Cam #6: Great Horned Owls in Charlo, Montana
Welcome to this nest that features Great Horned Owls in Charlo, Montana.
For a good portion of the year, the camera is offline, but you can watch highlights on the embedded video above. But starting in February, nesting activity begins, and this cam starts streaming live again!
The Owl Research Institute studies this nest in an effort to promote owl conservation. Like all owls, Great Horned Owls do not build their nests. Instead, they use holes in trees, ledges on cliffs, caves, or abandoned nests of other large birds (like the nest seen above).
Great Horned Owls are one of the earliest breeding birds in North America, with courtship happening between October – December. Most eggs are laid between February and April, but the timing varies greatly depending on locality!
Cam #7: Snowy Owls in Alaska
On this camera, you can watch a Snowy Owl nest in Alaska! Interestingly, Snowy Owls build their nests on the ground, since there are no trees in the Arctic where they breed.

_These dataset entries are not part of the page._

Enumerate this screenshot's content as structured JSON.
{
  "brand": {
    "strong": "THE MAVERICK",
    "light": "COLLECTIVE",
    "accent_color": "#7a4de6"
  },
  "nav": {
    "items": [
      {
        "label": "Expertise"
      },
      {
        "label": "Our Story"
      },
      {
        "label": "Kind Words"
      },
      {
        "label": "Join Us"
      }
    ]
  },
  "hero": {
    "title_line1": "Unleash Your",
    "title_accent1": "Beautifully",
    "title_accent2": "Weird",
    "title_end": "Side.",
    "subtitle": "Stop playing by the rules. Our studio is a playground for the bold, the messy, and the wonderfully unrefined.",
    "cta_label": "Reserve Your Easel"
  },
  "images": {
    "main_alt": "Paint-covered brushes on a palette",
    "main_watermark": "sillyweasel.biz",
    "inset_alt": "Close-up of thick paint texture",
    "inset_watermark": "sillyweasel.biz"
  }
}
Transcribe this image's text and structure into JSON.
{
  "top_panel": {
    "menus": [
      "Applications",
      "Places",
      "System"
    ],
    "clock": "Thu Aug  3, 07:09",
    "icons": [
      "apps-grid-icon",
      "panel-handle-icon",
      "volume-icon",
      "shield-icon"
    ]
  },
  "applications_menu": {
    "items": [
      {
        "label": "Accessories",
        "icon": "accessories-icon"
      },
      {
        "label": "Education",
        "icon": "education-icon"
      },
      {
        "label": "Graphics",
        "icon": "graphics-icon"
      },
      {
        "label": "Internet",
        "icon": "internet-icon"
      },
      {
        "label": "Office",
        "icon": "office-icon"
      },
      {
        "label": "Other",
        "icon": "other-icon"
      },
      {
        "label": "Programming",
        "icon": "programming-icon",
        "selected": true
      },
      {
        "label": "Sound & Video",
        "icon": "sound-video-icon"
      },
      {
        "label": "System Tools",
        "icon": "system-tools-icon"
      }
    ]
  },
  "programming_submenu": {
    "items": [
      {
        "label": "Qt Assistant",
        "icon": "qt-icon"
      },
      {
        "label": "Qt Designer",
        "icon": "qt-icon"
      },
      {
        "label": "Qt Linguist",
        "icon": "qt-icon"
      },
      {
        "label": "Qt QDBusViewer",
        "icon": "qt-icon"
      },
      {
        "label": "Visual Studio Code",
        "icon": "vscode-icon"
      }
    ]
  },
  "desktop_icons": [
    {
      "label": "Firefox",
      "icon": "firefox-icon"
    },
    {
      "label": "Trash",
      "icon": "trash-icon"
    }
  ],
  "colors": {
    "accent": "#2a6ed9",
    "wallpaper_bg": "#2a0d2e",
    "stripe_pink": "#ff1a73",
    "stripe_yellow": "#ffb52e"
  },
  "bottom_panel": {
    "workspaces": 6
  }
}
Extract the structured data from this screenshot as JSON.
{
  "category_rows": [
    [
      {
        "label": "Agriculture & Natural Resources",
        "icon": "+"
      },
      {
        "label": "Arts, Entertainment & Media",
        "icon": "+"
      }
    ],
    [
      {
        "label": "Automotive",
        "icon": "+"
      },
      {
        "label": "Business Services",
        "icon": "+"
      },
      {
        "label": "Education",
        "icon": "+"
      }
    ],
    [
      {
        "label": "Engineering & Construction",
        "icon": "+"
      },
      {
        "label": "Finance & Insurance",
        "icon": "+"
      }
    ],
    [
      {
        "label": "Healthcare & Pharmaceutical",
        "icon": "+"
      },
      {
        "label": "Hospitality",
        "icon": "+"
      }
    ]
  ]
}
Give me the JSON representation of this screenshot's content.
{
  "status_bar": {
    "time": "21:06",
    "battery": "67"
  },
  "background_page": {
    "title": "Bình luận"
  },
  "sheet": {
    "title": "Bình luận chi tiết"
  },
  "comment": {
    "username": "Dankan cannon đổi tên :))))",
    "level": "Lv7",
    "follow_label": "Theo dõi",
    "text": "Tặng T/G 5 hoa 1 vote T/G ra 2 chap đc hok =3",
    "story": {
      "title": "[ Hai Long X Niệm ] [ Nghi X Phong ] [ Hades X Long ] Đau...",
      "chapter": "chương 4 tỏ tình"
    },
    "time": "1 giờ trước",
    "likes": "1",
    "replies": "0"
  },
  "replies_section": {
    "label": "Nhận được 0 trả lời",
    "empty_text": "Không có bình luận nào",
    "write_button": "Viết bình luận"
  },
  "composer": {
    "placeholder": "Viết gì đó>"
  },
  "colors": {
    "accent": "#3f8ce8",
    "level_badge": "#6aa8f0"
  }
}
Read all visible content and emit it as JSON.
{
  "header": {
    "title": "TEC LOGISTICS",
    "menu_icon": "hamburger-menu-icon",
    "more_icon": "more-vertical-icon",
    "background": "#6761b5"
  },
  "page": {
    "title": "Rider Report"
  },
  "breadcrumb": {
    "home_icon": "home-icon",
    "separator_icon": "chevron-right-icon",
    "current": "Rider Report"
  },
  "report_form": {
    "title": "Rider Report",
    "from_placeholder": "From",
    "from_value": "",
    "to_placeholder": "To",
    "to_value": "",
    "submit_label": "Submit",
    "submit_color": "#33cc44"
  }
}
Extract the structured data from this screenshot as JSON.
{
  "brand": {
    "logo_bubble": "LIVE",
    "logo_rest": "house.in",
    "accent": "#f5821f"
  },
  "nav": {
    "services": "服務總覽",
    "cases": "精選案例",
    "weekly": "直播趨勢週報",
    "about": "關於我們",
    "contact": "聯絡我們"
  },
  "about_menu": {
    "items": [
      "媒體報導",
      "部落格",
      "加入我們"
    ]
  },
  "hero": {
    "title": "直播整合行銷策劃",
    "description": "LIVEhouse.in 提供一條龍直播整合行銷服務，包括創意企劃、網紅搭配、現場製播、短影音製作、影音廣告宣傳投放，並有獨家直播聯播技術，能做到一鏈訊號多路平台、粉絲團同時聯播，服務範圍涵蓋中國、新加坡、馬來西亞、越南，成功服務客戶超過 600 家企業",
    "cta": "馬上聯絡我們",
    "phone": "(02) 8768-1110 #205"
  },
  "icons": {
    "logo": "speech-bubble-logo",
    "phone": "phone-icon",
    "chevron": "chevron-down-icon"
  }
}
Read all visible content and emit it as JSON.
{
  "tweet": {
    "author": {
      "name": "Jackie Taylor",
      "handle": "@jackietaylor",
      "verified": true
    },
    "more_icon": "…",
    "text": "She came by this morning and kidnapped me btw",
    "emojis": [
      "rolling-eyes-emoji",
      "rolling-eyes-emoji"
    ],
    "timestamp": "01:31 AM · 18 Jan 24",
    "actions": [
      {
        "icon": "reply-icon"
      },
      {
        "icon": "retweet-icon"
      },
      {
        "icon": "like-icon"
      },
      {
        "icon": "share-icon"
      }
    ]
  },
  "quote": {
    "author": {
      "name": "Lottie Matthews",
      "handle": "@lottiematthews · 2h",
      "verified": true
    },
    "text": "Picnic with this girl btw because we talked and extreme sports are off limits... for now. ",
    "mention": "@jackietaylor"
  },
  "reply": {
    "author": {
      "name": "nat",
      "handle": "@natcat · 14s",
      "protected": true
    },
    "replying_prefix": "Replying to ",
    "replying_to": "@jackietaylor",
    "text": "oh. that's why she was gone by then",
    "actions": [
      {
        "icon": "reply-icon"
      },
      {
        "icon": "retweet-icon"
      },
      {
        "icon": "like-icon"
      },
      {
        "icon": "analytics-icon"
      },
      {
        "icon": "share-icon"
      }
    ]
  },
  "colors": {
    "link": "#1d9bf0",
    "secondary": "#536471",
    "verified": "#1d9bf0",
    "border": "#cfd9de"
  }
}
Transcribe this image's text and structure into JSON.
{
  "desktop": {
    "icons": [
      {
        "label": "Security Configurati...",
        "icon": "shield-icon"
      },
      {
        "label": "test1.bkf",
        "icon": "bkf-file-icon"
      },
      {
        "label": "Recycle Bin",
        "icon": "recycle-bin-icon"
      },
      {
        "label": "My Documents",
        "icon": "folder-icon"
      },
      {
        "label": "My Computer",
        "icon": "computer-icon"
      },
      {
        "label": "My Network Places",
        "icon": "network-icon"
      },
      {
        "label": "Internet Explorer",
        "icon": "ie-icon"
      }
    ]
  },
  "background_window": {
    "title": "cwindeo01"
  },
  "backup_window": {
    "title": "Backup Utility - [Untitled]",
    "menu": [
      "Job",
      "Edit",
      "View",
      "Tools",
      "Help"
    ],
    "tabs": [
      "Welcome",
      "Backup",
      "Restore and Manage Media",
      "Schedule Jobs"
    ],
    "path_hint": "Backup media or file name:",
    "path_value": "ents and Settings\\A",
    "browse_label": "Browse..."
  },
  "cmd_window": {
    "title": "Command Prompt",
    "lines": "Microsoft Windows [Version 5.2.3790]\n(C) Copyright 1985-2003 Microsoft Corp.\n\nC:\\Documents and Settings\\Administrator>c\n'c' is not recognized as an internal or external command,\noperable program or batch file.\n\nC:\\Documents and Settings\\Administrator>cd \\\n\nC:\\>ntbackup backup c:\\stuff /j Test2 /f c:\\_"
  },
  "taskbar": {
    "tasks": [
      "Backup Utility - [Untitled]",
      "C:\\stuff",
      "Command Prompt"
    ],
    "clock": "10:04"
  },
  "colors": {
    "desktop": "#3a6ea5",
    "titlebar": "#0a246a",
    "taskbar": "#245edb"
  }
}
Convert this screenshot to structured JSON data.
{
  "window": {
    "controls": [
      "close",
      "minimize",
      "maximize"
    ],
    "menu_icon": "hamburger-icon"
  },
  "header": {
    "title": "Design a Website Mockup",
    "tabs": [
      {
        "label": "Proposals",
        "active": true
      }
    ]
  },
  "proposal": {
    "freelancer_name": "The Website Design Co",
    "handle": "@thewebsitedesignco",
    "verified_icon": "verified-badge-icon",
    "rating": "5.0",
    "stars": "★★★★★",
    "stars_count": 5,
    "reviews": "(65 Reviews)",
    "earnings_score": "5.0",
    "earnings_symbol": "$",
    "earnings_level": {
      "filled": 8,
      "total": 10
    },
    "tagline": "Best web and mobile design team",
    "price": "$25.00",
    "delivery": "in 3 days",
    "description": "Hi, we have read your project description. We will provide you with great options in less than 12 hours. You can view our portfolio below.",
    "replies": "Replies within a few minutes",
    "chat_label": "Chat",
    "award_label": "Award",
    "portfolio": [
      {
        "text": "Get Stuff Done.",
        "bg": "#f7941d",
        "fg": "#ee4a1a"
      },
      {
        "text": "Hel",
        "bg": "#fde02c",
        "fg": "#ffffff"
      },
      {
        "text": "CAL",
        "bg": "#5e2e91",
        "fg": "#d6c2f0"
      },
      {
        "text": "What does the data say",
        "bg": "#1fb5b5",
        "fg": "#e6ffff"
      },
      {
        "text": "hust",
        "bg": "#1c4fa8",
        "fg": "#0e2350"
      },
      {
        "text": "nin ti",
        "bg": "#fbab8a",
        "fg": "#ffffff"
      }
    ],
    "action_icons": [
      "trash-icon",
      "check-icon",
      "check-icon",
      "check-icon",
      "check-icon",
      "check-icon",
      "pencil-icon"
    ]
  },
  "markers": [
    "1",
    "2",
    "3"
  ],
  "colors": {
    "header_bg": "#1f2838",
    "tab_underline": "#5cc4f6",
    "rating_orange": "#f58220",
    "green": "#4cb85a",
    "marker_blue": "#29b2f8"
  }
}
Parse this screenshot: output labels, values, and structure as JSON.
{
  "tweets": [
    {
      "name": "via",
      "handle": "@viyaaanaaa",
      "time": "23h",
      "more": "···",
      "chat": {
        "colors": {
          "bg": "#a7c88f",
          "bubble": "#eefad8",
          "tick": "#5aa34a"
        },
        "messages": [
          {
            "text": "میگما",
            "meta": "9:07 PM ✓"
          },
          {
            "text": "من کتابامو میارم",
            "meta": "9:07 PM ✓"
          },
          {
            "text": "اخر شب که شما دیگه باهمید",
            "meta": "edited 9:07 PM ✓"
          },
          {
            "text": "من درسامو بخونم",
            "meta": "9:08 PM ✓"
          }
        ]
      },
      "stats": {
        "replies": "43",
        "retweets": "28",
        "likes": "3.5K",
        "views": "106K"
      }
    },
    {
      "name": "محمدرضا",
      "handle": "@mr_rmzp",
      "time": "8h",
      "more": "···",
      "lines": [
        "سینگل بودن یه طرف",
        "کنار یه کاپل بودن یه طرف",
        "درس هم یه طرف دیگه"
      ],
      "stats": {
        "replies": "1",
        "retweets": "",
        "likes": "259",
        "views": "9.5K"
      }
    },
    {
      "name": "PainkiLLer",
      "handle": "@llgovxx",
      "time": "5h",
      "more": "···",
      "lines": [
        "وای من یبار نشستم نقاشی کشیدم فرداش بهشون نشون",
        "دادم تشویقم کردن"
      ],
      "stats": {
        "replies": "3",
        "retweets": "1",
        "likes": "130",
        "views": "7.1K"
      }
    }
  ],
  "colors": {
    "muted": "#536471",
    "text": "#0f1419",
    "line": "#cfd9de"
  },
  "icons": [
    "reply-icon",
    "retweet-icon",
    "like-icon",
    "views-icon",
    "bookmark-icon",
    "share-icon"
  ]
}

This nest is part of a long term research project by the Owl Research Institute studying the relationship between the Snowy Owl and their favorite prey, the Brown Lemming.
The camera only runs live between June 1st and September 1st when Snowy Owls are nesting in the Arctic. During this time, there are 24 hours of sunlight in the Arctic, so you can tune in at any time to see what is happening at the nest.
*When Snowy Owls are not raising their young, and the cam is offline, you can watch a highlight video of the previous season above.*
Cam #8: Great Grey Owls in Montana
This nesting site features the largest owl in North America, the Great Gray Owl! The camera points directly at the top of a broken tree, which is commonly called a “snag,” and is the location where the female owl has laid her eggs the past few years. Tree “snags” are common nesting locations for this owl species, along with certain human-made structures and abandoned nests of other large birds (eagles, ravens). Great Gray Owls do not build their own nests.
The surrounding habitat includes dense forest that borders against an open field, which is an ideal nesting location for Great Gray Owls.
This owl camera typically goes live starting in February. Once the eggs are laid, it takes them between 28-36 days to hatch. After the chicks hatch, they only stay in the nest for about 3-4 weeks before jumping down to the forest floor. The owlets will spend another 1-2 weeks hopping around on the ground before they can fly on their own.
Once the young can fly on their own, the female disappears, but the male stays around to help feed the juveniles until they can hunt on their own.
Located in Montana’s Mission Valley, this Great Gray Owl nest is part of a study by the Owl Research Institute.
*When this owl cam is not live, you will be watching a highlight video of the previous nesting season.*
Cam #9: Barn Owls in California
The above video clip is a recording. To watch the current live stream of this owl cam, you will need to view the Teco and Lotte Youtube page.
This owl cam features two Barn Owls named Teco and Lotte! The live stream looks inside their nest box, which is located at a restaurant in Moss Landing, California called “The Haute Enchilada.” The owner is committed to sustainable practices and environmental stewardship. Keeping the owls nearby is part of their “green” pest control program!
What are your favorite owl cameras to watch?
If you watch any LIVE owl cams on the internet that would make a great addition to this page, please send me an email – [email protected]